product. They offer both iodized and plain, non-iodized types.Table salt has a noticeably
bitter taste compared to unprocessed salts. For this reason, chefs and
cooks prefer natural and artisan salts.
comes from evaporated seawater. At 3 percent salt by weight, the oceans hold a limitless supply of NaCl. There are two varieties of sea salt: ground (fine or coarse) and flaked. Most artisanal salts are sea salt. More costly than mined salt, sea salt is typically more flavoursome and less refined and additive free.
Salt Flakes (blossoms)
Flaked salt comes in two varieties: paper-thin flakes or pyramid-shaped crystals. Both result from evaporating seawater until the snowflake-like crystals form. Being both fast dissolving and pleasantly crunchy, flake salt makes an excellent garnish for vegetables, meats, or most any foods. Add flaked salt to butter to turn butter into not just ordinary butter.
Flor de sal “flower of salt,” is often called the king of salts. Flor de sal requires labor-intensive hand harvesting. Workers carefully rake the salt from the surface of the salt pans after evaporation. They gather the delicate young crystals once per year in the summer. With its delicate earthy flavour and moist texture, Flor de sal is a chef staple. Though expensive, Flor de sal is the best all around finishing salt for salads, vegetables, and meats. If you can afford it, choose it for all types of cooking.
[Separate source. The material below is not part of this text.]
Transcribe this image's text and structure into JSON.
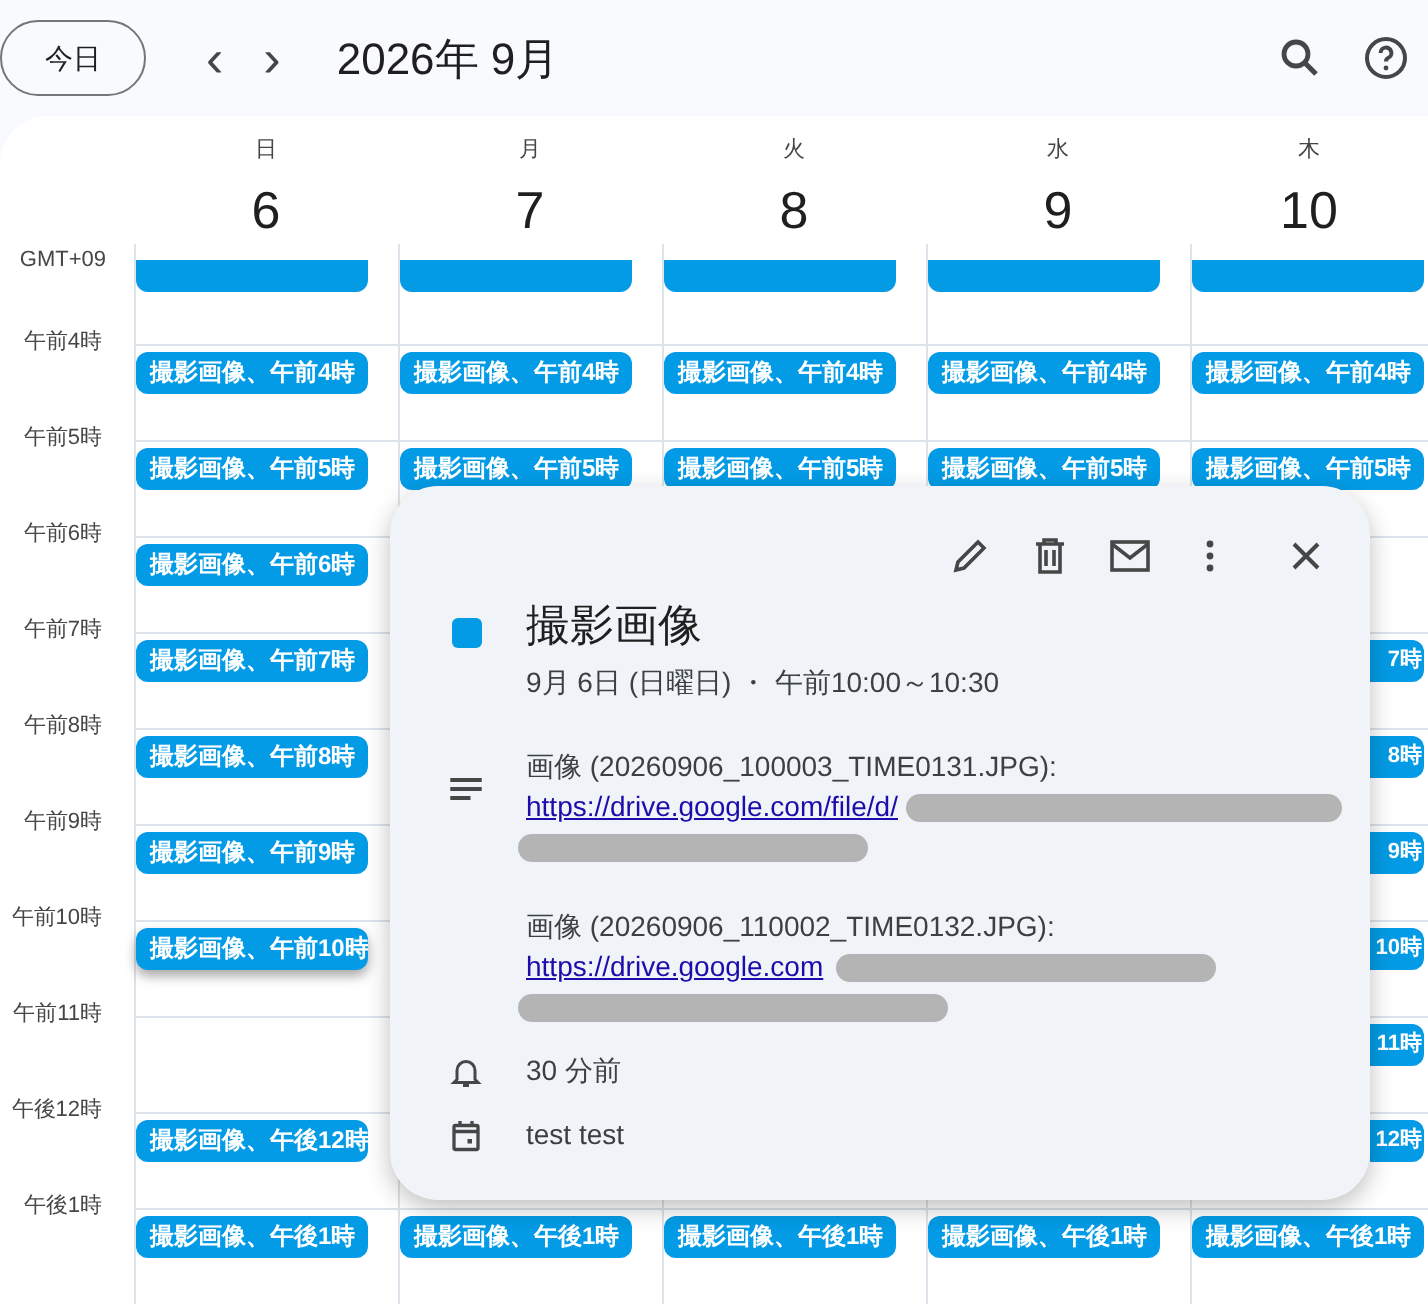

Seasoned, Flavored or Infused Salts are salts blended with herbs, spices, pepper, celery, citrus or other ingredients.
Smoked Sea Salt Smoked sea salt and smoke-flavoured salts differ. The latter contains liquid smoke or similar added smoke flavour. Smoked salt is made in a real wood smoker. Producers usually smoke the salt for five to 10 days to achieve the unique aromatic flavour so tasty on meats and vegetables.
Hopefully you now have an improved palate
and here are few suggestions for recipes featuring flor de sal